Task prompt >> Within the entries below, find each line containing the word "icon" and copy it.

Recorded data
----
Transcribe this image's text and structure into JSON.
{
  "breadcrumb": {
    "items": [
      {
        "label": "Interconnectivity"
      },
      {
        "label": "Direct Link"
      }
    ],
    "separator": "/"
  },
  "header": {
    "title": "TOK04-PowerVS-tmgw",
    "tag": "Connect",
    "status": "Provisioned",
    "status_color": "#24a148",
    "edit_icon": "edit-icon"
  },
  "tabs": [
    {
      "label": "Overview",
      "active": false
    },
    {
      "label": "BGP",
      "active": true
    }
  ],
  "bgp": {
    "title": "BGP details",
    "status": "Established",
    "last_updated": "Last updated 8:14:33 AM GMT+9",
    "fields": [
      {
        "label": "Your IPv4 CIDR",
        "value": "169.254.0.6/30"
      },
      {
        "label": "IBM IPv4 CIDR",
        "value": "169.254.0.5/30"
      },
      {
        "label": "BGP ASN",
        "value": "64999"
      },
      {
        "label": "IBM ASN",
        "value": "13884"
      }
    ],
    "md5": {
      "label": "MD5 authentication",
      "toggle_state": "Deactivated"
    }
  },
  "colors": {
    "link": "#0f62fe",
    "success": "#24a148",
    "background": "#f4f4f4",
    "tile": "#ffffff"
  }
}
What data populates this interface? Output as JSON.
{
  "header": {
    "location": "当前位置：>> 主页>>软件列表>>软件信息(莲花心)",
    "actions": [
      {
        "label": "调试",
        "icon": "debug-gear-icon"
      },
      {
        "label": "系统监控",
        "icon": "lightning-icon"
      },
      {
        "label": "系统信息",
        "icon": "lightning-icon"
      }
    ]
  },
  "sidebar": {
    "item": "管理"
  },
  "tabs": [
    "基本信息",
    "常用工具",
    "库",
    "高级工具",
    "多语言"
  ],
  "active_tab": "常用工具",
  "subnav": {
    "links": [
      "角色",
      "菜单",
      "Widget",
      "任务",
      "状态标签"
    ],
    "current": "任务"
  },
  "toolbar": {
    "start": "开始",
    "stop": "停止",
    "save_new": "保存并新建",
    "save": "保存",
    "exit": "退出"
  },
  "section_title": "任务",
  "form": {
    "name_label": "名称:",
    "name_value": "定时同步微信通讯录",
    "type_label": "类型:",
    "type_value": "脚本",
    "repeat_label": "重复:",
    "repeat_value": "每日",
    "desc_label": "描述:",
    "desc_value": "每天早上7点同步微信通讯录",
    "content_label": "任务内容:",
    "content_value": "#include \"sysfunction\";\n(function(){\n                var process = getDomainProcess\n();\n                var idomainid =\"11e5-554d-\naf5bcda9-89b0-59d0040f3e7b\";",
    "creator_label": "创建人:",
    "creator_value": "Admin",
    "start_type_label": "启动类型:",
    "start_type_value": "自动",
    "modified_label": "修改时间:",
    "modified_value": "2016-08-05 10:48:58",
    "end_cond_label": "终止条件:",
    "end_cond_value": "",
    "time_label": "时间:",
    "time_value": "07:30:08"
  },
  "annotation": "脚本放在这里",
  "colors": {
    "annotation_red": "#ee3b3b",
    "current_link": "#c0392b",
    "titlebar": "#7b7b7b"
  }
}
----
Solved exercise >>
    "edit_icon": "edit-icon"
        "icon": "debug-gear-icon"
        "icon": "lightning-icon"
        "icon": "lightning-icon"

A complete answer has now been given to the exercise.